A sure way to recognize wood laminate is when the grain does NOT follow through your piece. Wood Veneer is a sheet or thin layer of 'quality-natural-hardwood' that is adhered to a lesser quality wood surface. Wood Veneers give the impression of a more desired quality wood without being as costly.
Cabinet brands that belong to the Kitchen Cabinet Manufacturers Association (KCMA) will have a sticker on the back side of the sink door or side wall of the cabinet. On the sticker there should be a code or the cabinetry name in the middle of the label.
Check the edges of the doors and drawers. If they are solid wood, you'll see end grain on the tops and bottoms. If they're engineered, you'll see edging material with a longitudinal wood grain, which looks unnatural.
The least expensive option is painting laminate cabinets. Laminate is not an ideal surface to paint, but it can be done.
Replacing your laminate cabinets is an expensive home remodel. Cabinetry constitutes nearly one-third of the price of a new kitchen. If your kitchen cabinets need an update, a less expensive way to change the look is to paint them.
If you're not going to sand down your laminated door, be sure to clean it thoroughly before painting and definitely use an Adhesion Promoting Primer. The smooth plastic finish just isn't very easy for paint to stick to naturally, so I would 100% recommend priming and sanding the surfaces.
Look for water marks, stains and faded areas on the floorboards. Laminate doesn't stain the way natural wood does, so if you see water rings, random splotches or discolorations on the floor, it is probably hardwood.
Cheaper cabinets will often use thin panels which then require metal hanging rails with brackets, rails, and a picture frame construction. Sometimes they leave the panel out completely, so the wall shows through.

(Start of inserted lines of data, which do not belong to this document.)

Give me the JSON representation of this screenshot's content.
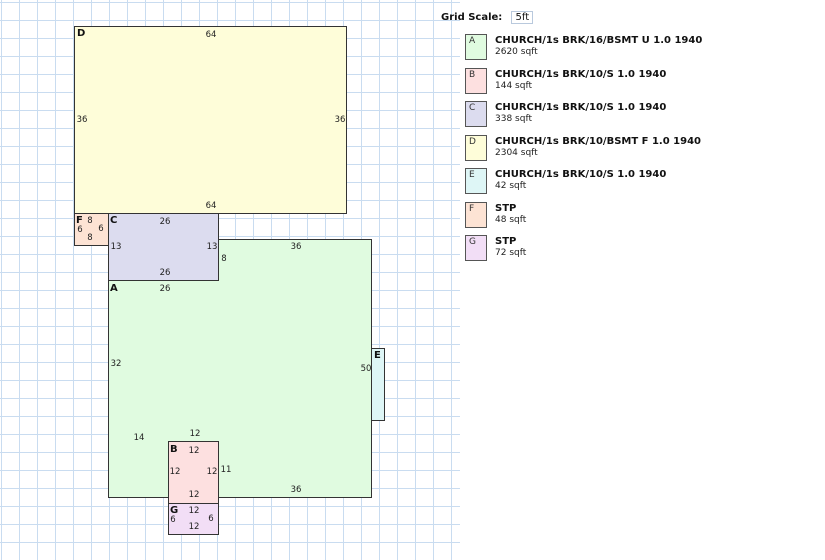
{
  "grid_scale": {
    "label": "Grid Scale:",
    "value": "5ft"
  },
  "areas": [
    {
      "id": "D",
      "title": "CHURCH/1s BRK/10/BSMT F 1.0 1940",
      "area": "2304 sqft",
      "color": "#fefdd9"
    },
    {
      "id": "F",
      "title": "STP",
      "area": "48 sqft",
      "color": "#fde3d4"
    },
    {
      "id": "C",
      "title": "CHURCH/1s BRK/10/S 1.0 1940",
      "area": "338 sqft",
      "color": "#dcdcef"
    },
    {
      "id": "A",
      "title": "CHURCH/1s BRK/16/BSMT U 1.0 1940",
      "area": "2620 sqft",
      "color": "#e0fbe0"
    },
    {
      "id": "E",
      "title": "CHURCH/1s BRK/10/S 1.0 1940",
      "area": "42 sqft",
      "color": "#def6f6"
    },
    {
      "id": "B",
      "title": "CHURCH/1s BRK/10/S 1.0 1940",
      "area": "144 sqft",
      "color": "#fde0e0"
    },
    {
      "id": "G",
      "title": "STP",
      "area": "72 sqft",
      "color": "#f2def6"
    }
  ],
  "legend": [
    {
      "id": "A",
      "title": "CHURCH/1s BRK/16/BSMT U 1.0 1940",
      "area": "2620 sqft",
      "color": "#e0fbe0"
    },
    {
      "id": "B",
      "title": "CHURCH/1s BRK/10/S 1.0 1940",
      "area": "144 sqft",
      "color": "#fde0e0"
    },
    {
      "id": "C",
      "title": "CHURCH/1s BRK/10/S 1.0 1940",
      "area": "338 sqft",
      "color": "#dcdcef"
    },
    {
      "id": "D",
      "title": "CHURCH/1s BRK/10/BSMT F 1.0 1940",
      "area": "2304 sqft",
      "color": "#fefdd9"
    },
    {
      "id": "E",
      "title": "CHURCH/1s BRK/10/S 1.0 1940",
      "area": "42 sqft",
      "color": "#def6f6"
    },
    {
      "id": "F",
      "title": "STP",
      "area": "48 sqft",
      "color": "#fde3d4"
    },
    {
      "id": "G",
      "title": "STP",
      "area": "72 sqft",
      "color": "#f2def6"
    }
  ],
  "dimensions": {
    "D": [
      "64",
      "36",
      "36",
      "64"
    ],
    "F": [
      "8",
      "6",
      "6",
      "8"
    ],
    "C": [
      "26",
      "13",
      "13",
      "26"
    ],
    "A": [
      "26",
      "36",
      "8",
      "32",
      "50",
      "14",
      "12",
      "11",
      "36"
    ],
    "B": [
      "12",
      "12",
      "12",
      "12"
    ],
    "G": [
      "12",
      "6",
      "6",
      "12"
    ]
  }
}
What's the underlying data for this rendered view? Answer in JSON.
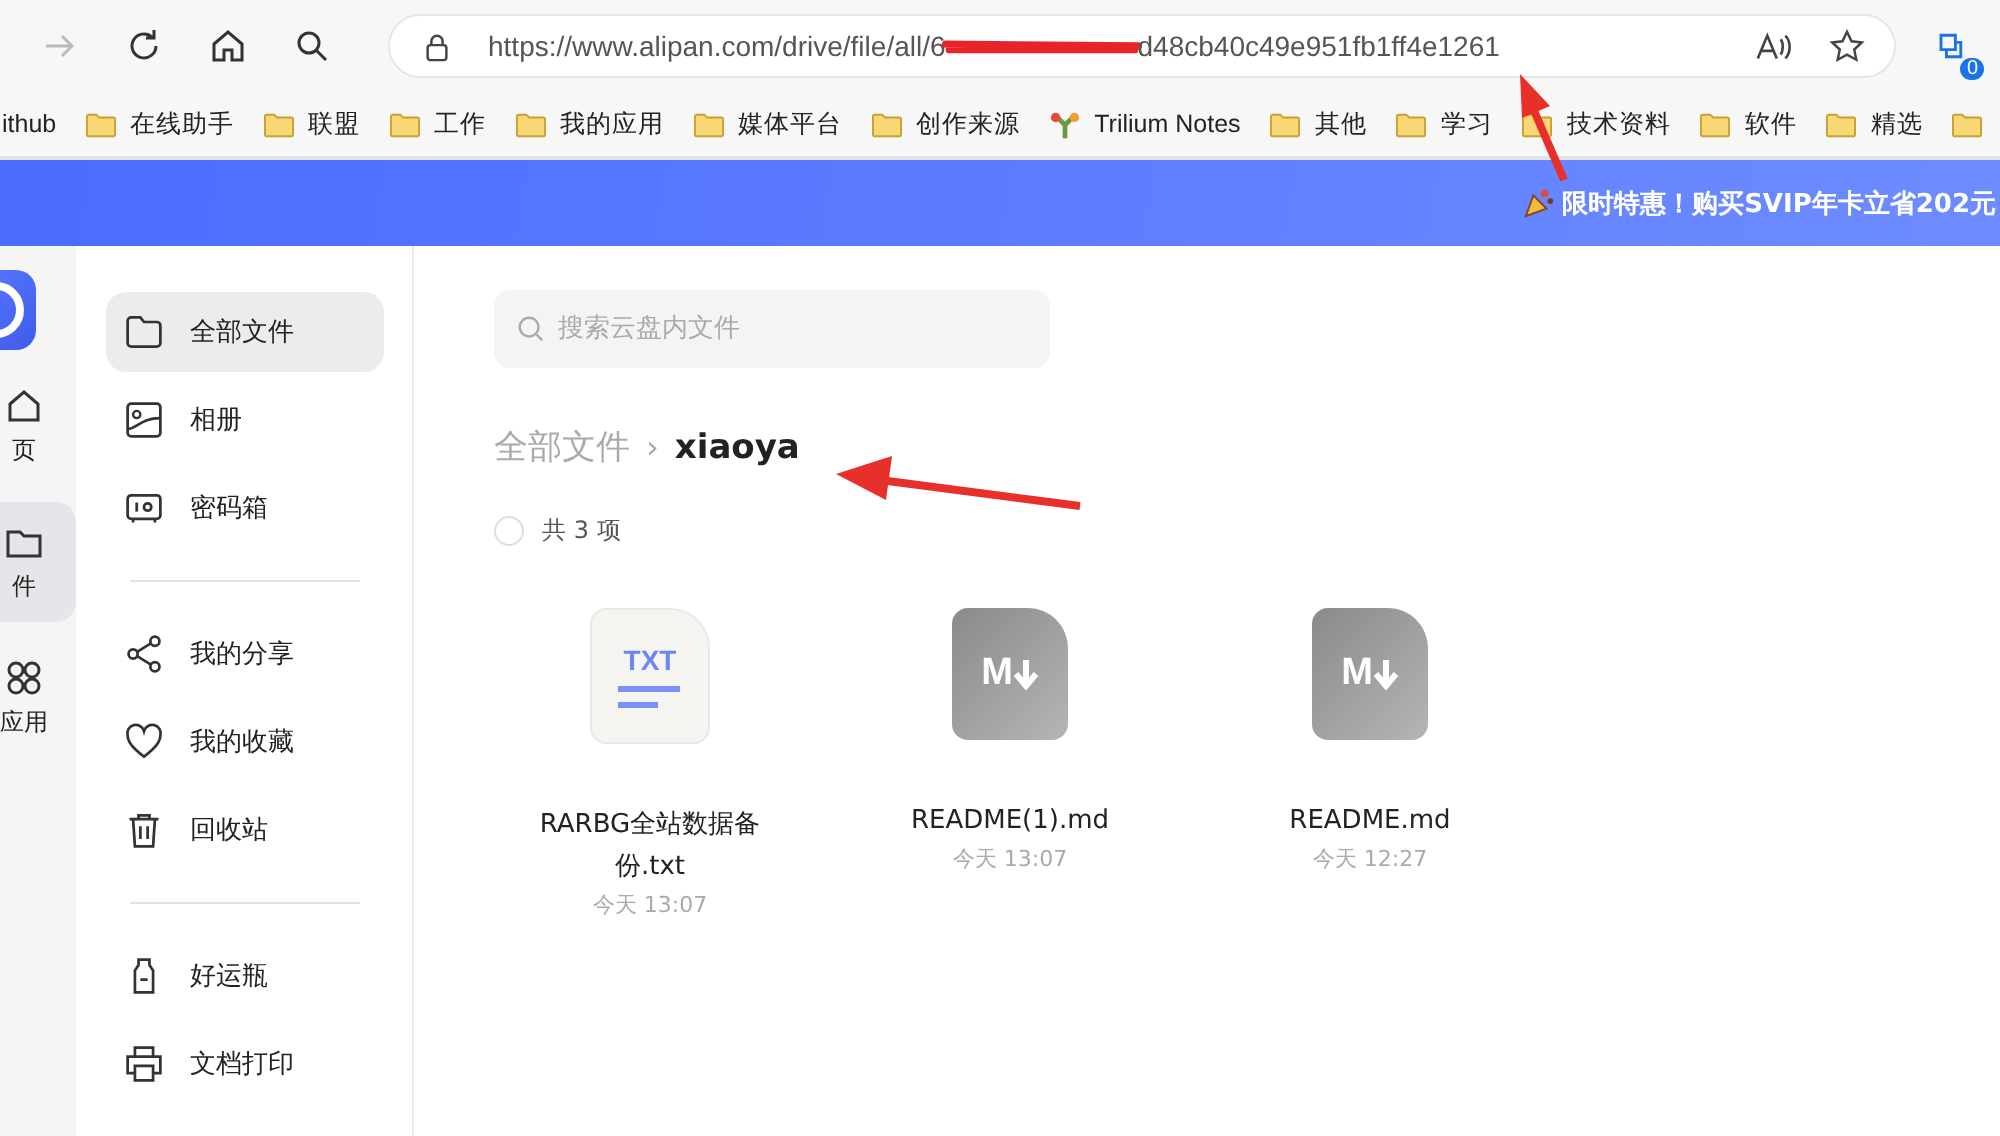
{
  "toolbar": {
    "url_start": "https://www.alipan.com/drive/file/all/6",
    "url_end": "d48cb40c49e951fb1ff4e1261",
    "extension_badge": "0"
  },
  "bookmarks": [
    {
      "kind": "plain",
      "label": "ithub"
    },
    {
      "kind": "folder",
      "label": "在线助手"
    },
    {
      "kind": "folder",
      "label": "联盟"
    },
    {
      "kind": "folder",
      "label": "工作"
    },
    {
      "kind": "folder",
      "label": "我的应用"
    },
    {
      "kind": "folder",
      "label": "媒体平台"
    },
    {
      "kind": "folder",
      "label": "创作来源"
    },
    {
      "kind": "app",
      "label": "Trilium Notes"
    },
    {
      "kind": "folder",
      "label": "其他"
    },
    {
      "kind": "folder",
      "label": "学习"
    },
    {
      "kind": "folder",
      "label": "技术资料"
    },
    {
      "kind": "folder",
      "label": "软件"
    },
    {
      "kind": "folder",
      "label": "精选"
    },
    {
      "kind": "folder"
    }
  ],
  "banner": {
    "text": "限时特惠！购买SVIP年卡立省202元"
  },
  "rail": [
    {
      "kind": "home",
      "label": "页",
      "selected": false
    },
    {
      "kind": "files",
      "label": "件",
      "selected": true
    },
    {
      "kind": "apps",
      "label": "应用",
      "selected": false
    }
  ],
  "sidebar": {
    "groups": [
      [
        {
          "kind": "folder",
          "label": "全部文件",
          "selected": true
        },
        {
          "kind": "album",
          "label": "相册",
          "selected": false
        },
        {
          "kind": "safe",
          "label": "密码箱",
          "selected": false
        }
      ],
      [
        {
          "kind": "share",
          "label": "我的分享",
          "selected": false
        },
        {
          "kind": "heart",
          "label": "我的收藏",
          "selected": false
        },
        {
          "kind": "trash",
          "label": "回收站",
          "selected": false
        }
      ],
      [
        {
          "kind": "bottle",
          "label": "好运瓶",
          "selected": false
        },
        {
          "kind": "printer",
          "label": "文档打印",
          "selected": false
        }
      ]
    ]
  },
  "search": {
    "placeholder": "搜索云盘内文件"
  },
  "breadcrumb_separator": "›",
  "breadcrumb": [
    {
      "label": "全部文件",
      "current": false
    },
    {
      "label": "xiaoya",
      "current": true
    }
  ],
  "select_all": {
    "checked": false,
    "count": "共 3 项"
  },
  "files": [
    {
      "kind": "txt",
      "icon_text": "TXT",
      "name": "RARBG全站数据备份.txt",
      "time": "今天 13:07"
    },
    {
      "kind": "md",
      "icon_text": "M",
      "name": "README(1).md",
      "time": "今天 13:07"
    },
    {
      "kind": "md",
      "icon_text": "M",
      "name": "README.md",
      "time": "今天 12:27"
    }
  ]
}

Non-porous woods are softwoods. Ring, semi-ring, and diffuse-porous woods are all hardwoods. If you can't sand your piece, look inside of drawers cabinets, trim boards, or even the bottom of legs for an untreated end grain view. It will really help you out with identification.
Laminate cabinets consist of a strong core material typically created by compressing wood or wood particulate and melamine, which hardens the mixture into a sturdy plank. After that, a thin layer is attached. This layer can be printed with a variety of designs, patterns and look-alike options.
Wall cabinets are listed by item code, width, and height. Thus the first number 24 is the width and the second number 30 is the height. The third number is the depth. The standard depth of a wall cabinet is 12" deep and therefore is not listed in the code.
The main difference is that veneers comprise thin layers of wood that are pressed on a plywood base while laminates are manufactured by pressing together layers of flat paper and plastic resins under high pressure.
Melamine is a laminate, but not all laminates are melamine. Melamine is considered, and often referred to as, a direct or low pressure laminate (LPL) because it is manufactured with a pressure of 300-500 pounds-per-square-inch.
If the underside of the furniture you are inspecting has a grain that looks completely different than the top, then it's a veneer. Top and bottom veneer pieces are made from two different pieces of wood, meaning they won't match.
If you just feel a smooth surface and not the ridges and raisings of a natural grain, it is most likely veneer. Look for discrepancies in the grain. If you notice that the surface of the piece is has the same grain pattern across all sides, chances are it's veneer.
Common Types of Wood Used for Veneers
The most commonly used tree species for softwood veneer is the Douglas fir, although pines are also used. The supply of other softwoods is limited. As a general overview, common types of wood used for veneers include: Anigre.
You canNOT stain laminate. It's not wood! The stain has nothing to soak into, and will literally sit on top of the laminate and never fully dry. It will be a nasty sticky mess forevermore.
Plywood and laminated wood are both made of layers (laminae) of wood glued together. The basic difference is that in plywood the grain of alternate layers is crossed, in general at right angles, whereas in laminated wood it is parallel.
First, laminate can be painted over. It's not difficult (at all), you just need to do it right. I'll go into the how to paint laminate in a minute. Second, laminate is more durable than wood when it comes to scratches and dings.
Squirt a small amount of waterproof adhesive between the substrate and the laminate. Push the laminate into the glue, and apply a heavy-duty masking tape to the repair. Wrap this around the door to the opposite side and secure it in place.
Yes You Can Paint Laminate! What is laminate, you ask? It can basically be any type of furniture, cabinets, or wood-like product that is made by attaching a thin layer of printed plastic (sometimes called Melamine or Thermofoil) to a substrate of plywood or particle board.
You can paint the cabinets with oil-based paints, acrylic paints, or melamine paints once they have been primed. Moisture-resistant materials in the paint make Melamine paints ideal for painting laminate surfaces, since they are just right for the moisture and steam that are so prevalent in kitchens.
After sanding the laminate with 120-grit sandpaper, roll or brush on the paint If you're having trouble choosing a paint color, keep it simple. White paint can help brighten your kitchen and give it a fresh look, while a sleek black or dark brown paint gives your laminate cabinets some modern flair.